_Work instructions_.
Each line of the listing that includes "false" should be reported.

_Material provided_.
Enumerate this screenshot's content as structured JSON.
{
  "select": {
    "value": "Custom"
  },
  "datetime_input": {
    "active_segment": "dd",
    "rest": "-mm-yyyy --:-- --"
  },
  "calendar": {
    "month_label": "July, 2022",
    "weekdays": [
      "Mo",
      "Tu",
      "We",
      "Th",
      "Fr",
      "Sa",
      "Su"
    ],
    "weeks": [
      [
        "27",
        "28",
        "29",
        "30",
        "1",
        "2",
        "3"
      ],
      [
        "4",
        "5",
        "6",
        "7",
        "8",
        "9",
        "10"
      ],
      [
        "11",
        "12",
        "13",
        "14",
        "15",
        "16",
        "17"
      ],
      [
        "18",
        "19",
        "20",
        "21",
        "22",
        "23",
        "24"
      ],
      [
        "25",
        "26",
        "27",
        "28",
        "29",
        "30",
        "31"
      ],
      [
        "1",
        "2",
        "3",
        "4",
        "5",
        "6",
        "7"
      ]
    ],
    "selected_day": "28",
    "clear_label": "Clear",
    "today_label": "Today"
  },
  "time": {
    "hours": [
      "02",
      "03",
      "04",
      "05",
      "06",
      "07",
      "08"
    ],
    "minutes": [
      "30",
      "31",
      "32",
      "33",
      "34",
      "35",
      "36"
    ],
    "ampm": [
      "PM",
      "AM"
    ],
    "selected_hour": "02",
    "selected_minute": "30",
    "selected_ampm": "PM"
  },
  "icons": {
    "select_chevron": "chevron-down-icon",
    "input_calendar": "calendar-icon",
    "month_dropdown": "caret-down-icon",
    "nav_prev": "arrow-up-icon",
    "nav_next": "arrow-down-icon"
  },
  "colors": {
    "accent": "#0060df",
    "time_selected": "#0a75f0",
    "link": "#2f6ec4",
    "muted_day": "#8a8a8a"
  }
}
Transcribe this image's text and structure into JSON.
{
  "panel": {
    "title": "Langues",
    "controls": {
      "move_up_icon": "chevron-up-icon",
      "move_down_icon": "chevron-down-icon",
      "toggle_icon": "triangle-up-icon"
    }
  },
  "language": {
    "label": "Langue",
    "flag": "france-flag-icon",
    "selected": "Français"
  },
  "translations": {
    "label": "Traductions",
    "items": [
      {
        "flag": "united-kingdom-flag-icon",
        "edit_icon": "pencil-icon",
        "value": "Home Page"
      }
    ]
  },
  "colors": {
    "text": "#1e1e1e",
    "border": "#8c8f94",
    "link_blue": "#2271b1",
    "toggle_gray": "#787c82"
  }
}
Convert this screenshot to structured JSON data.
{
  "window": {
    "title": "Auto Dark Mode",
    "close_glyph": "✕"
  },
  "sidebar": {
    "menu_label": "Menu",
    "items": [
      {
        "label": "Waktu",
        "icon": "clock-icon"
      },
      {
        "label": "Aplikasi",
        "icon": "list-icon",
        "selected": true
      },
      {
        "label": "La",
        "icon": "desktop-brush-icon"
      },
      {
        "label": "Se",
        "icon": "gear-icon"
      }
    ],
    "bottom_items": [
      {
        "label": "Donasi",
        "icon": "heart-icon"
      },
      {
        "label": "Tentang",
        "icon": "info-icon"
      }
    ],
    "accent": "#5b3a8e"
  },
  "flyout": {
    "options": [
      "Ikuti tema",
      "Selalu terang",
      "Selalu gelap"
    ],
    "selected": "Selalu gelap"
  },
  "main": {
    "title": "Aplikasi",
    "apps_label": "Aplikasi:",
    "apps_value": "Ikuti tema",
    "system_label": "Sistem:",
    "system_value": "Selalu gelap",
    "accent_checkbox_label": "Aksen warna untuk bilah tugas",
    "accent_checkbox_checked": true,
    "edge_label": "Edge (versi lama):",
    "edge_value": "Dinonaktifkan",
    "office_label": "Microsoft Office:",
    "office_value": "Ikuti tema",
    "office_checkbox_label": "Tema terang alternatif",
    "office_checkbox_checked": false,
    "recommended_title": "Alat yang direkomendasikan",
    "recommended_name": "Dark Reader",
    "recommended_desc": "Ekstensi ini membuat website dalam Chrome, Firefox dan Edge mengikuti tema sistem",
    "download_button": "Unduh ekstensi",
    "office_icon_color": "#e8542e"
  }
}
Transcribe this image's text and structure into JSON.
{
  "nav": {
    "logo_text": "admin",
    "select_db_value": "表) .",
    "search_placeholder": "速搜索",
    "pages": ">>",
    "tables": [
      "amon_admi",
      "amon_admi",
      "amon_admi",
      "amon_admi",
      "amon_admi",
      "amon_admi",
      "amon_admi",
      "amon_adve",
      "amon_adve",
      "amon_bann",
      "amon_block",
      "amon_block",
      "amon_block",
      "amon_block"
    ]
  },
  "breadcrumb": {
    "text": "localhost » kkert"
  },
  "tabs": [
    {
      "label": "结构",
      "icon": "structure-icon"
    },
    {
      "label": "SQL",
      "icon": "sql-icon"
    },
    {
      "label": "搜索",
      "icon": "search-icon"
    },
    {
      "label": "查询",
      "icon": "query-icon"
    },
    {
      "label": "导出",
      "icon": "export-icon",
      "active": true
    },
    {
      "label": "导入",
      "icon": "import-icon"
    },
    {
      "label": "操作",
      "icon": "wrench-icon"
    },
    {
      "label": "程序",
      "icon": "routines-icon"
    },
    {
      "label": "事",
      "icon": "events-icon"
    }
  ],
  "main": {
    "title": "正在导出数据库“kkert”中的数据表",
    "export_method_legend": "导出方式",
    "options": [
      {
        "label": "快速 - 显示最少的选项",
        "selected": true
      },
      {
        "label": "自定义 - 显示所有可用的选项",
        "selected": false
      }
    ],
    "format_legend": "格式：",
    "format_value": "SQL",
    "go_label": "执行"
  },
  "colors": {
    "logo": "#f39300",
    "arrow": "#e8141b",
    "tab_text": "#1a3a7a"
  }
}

_Answer box_.
    "office_checkbox_checked": false,
        "selected": false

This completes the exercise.